__Exercise objective__.
Retype every entry below without any change.

[Extracted records]
----------------

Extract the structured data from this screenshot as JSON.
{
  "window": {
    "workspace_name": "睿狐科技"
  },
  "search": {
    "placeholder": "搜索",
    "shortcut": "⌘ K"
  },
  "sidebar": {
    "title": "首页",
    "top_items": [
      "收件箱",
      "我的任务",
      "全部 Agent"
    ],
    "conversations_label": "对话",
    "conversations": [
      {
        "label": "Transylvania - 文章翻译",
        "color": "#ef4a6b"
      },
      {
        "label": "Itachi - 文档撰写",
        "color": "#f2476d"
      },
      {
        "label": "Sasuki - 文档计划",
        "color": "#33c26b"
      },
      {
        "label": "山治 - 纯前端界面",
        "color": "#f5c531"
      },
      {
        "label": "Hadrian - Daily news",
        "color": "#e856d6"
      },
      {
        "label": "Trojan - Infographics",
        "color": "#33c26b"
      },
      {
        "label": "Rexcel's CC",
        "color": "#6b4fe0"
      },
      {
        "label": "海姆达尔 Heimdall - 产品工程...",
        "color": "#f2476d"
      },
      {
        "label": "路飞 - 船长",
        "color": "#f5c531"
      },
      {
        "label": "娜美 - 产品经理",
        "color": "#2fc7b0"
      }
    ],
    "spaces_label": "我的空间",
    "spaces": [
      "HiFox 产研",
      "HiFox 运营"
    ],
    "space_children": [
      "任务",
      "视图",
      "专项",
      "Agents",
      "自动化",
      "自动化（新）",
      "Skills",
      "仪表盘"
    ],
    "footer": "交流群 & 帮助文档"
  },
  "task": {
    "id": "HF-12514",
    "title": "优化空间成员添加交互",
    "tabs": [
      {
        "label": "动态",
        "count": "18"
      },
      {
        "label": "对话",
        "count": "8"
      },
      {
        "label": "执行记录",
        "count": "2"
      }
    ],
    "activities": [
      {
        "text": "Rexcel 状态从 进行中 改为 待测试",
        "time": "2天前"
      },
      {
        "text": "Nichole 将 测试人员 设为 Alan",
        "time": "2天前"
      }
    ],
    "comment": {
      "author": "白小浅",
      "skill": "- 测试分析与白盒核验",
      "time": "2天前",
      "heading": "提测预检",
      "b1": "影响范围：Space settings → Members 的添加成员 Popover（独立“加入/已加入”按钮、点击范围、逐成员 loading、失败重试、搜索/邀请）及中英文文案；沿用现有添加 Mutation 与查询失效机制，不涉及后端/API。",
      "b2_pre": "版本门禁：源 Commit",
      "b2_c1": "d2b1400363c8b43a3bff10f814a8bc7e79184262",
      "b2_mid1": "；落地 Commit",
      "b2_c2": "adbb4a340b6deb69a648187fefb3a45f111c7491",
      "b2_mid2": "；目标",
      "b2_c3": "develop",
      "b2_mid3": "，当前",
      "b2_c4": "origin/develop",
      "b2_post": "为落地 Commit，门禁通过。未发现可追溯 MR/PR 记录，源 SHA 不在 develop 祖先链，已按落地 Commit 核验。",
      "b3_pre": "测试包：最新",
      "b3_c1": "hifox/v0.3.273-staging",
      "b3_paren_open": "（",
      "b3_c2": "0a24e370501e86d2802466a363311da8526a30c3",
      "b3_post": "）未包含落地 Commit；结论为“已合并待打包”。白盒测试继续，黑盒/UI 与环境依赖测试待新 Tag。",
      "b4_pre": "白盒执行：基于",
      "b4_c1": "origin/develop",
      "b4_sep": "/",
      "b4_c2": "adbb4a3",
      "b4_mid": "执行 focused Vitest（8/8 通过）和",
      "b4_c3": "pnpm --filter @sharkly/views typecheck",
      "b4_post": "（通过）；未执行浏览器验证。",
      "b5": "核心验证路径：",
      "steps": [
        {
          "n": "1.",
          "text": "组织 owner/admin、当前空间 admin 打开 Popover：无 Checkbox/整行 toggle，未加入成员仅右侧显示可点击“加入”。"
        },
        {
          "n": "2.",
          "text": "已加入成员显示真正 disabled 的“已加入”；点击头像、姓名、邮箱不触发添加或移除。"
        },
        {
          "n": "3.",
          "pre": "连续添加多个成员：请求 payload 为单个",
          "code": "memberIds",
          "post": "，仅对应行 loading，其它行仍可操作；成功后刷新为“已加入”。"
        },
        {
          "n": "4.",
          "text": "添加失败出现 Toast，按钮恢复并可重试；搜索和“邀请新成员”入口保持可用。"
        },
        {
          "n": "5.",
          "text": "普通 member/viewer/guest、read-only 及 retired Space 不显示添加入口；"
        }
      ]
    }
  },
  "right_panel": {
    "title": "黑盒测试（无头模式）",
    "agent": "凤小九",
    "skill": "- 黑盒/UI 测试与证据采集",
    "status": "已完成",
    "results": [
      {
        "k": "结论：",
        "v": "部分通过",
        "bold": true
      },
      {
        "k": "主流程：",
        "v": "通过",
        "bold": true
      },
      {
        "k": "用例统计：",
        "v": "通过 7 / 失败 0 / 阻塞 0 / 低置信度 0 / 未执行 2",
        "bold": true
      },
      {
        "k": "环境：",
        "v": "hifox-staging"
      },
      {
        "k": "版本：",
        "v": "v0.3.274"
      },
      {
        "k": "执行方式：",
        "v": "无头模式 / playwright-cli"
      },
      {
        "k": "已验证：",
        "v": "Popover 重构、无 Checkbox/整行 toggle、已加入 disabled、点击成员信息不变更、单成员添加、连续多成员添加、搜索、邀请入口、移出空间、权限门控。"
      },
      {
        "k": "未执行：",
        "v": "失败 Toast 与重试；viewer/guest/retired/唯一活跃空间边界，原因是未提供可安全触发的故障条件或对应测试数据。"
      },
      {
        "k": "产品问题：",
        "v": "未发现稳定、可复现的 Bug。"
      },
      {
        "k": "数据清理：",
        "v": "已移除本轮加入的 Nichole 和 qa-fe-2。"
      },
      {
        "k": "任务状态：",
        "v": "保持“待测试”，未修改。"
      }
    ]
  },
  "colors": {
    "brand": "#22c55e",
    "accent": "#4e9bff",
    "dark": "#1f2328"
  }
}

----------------

__Answer to the exercise__.
Extract the structured data from this screenshot as JSON.
{
  "window": {
    "workspace_name": "睿狐科技"
  },
  "search": {
    "placeholder": "搜索",
    "shortcut": "⌘ K"
  },
  "sidebar": {
    "title": "首页",
    "top_items": [
      "收件箱",
      "我的任务",
      "全部 Agent"
    ],
    "conversations_label": "对话",
    "conversations": [
      {
        "label": "Transylvania - 文章翻译",
        "color": "#ef4a6b"
      },
      {
        "label": "Itachi - 文档撰写",
        "color": "#f2476d"
      },
      {
        "label": "Sasuki - 文档计划",
        "color": "#33c26b"
      },
      {
        "label": "山治 - 纯前端界面",
        "color": "#f5c531"
      },
      {
        "label": "Hadrian - Daily news",
        "color": "#e856d6"
      },
      {
        "label": "Trojan - Infographics",
        "color": "#33c26b"
      },
      {
        "label": "Rexcel's CC",
        "color": "#6b4fe0"
      },
      {
        "label": "海姆达尔 Heimdall - 产品工程...",
        "color": "#f2476d"
      },
      {
        "label": "路飞 - 船长",
        "color": "#f5c531"
      },
      {
        "label": "娜美 - 产品经理",
        "color": "#2fc7b0"
      }
    ],
    "spaces_label": "我的空间",
    "spaces": [
      "HiFox 产研",
      "HiFox 运营"
    ],
    "space_children": [
      "任务",
      "视图",
      "专项",
      "Agents",
      "自动化",
      "自动化（新）",
      "Skills",
      "仪表盘"
    ],
    "footer": "交流群 & 帮助文档"
  },
  "task": {
    "id": "HF-12514",
    "title": "优化空间成员添加交互",
    "tabs": [
      {
        "label": "动态",
        "count": "18"
      },
      {
        "label": "对话",
        "count": "8"
      },
      {
        "label": "执行记录",
        "count": "2"
      }
    ],
    "activities": [
      {
        "text": "Rexcel 状态从 进行中 改为 待测试",
        "time": "2天前"
      },
      {
        "text": "Nichole 将 测试人员 设为 Alan",
        "time": "2天前"
      }
    ],
    "comment": {
      "author": "白小浅",
      "skill": "- 测试分析与白盒核验",
      "time": "2天前",
      "heading": "提测预检",
      "b1": "影响范围：Space settings → Members 的添加成员 Popover（独立“加入/已加入”按钮、点击范围、逐成员 loading、失败重试、搜索/邀请）及中英文文案；沿用现有添加 Mutation 与查询失效机制，不涉及后端/API。",
      "b2_pre": "版本门禁：源 Commit",
      "b2_c1": "d2b1400363c8b43a3bff10f814a8bc7e79184262",
      "b2_mid1": "；落地 Commit",
      "b2_c2": "adbb4a340b6deb69a648187fefb3a45f111c7491",
      "b2_mid2": "；目标",
      "b2_c3": "develop",
      "b2_mid3": "，当前",
      "b2_c4": "origin/develop",
      "b2_post": "为落地 Commit，门禁通过。未发现可追溯 MR/PR 记录，源 SHA 不在 develop 祖先链，已按落地 Commit 核验。",
      "b3_pre": "测试包：最新",
      "b3_c1": "hifox/v0.3.273-staging",
      "b3_paren_open": "（",
      "b3_c2": "0a24e370501e86d2802466a363311da8526a30c3",
      "b3_post": "）未包含落地 Commit；结论为“已合并待打包”。白盒测试继续，黑盒/UI 与环境依赖测试待新 Tag。",
      "b4_pre": "白盒执行：基于",
      "b4_c1": "origin/develop",
      "b4_sep": "/",
      "b4_c2": "adbb4a3",
      "b4_mid": "执行 focused Vitest（8/8 通过）和",
      "b4_c3": "pnpm --filter @sharkly/views typecheck",
      "b4_post": "（通过）；未执行浏览器验证。",
      "b5": "核心验证路径：",
      "steps": [
        {
          "n": "1.",
          "text": "组织 owner/admin、当前空间 admin 打开 Popover：无 Checkbox/整行 toggle，未加入成员仅右侧显示可点击“加入”。"
        },
        {
          "n": "2.",
          "text": "已加入成员显示真正 disabled 的“已加入”；点击头像、姓名、邮箱不触发添加或移除。"
        },
        {
          "n": "3.",
          "pre": "连续添加多个成员：请求 payload 为单个",
          "code": "memberIds",
          "post": "，仅对应行 loading，其它行仍可操作；成功后刷新为“已加入”。"
        },
        {
          "n": "4.",
          "text": "添加失败出现 Toast，按钮恢复并可重试；搜索和“邀请新成员”入口保持可用。"
        },
        {
          "n": "5.",
          "text": "普通 member/viewer/guest、read-only 及 retired Space 不显示添加入口；"
        }
      ]
    }
  },
  "right_panel": {
    "title": "黑盒测试（无头模式）",
    "agent": "凤小九",
    "skill": "- 黑盒/UI 测试与证据采集",
    "status": "已完成",
    "results": [
      {
        "k": "结论：",
        "v": "部分通过",
        "bold": true
      },
      {
        "k": "主流程：",
        "v": "通过",
        "bold": true
      },
      {
        "k": "用例统计：",
        "v": "通过 7 / 失败 0 / 阻塞 0 / 低置信度 0 / 未执行 2",
        "bold": true
      },
      {
        "k": "环境：",
        "v": "hifox-staging"
      },
      {
        "k": "版本：",
        "v": "v0.3.274"
      },
      {
        "k": "执行方式：",
        "v": "无头模式 / playwright-cli"
      },
      {
        "k": "已验证：",
        "v": "Popover 重构、无 Checkbox/整行 toggle、已加入 disabled、点击成员信息不变更、单成员添加、连续多成员添加、搜索、邀请入口、移出空间、权限门控。"
      },
      {
        "k": "未执行：",
        "v": "失败 Toast 与重试；viewer/guest/retired/唯一活跃空间边界，原因是未提供可安全触发的故障条件或对应测试数据。"
      },
      {
        "k": "产品问题：",
        "v": "未发现稳定、可复现的 Bug。"
      },
      {
        "k": "数据清理：",
        "v": "已移除本轮加入的 Nichole 和 qa-fe-2。"
      },
      {
        "k": "任务状态：",
        "v": "保持“待测试”，未修改。"
      }
    ]
  },
  "colors": {
    "brand": "#22c55e",
    "accent": "#4e9bff",
    "dark": "#1f2328"
  }
}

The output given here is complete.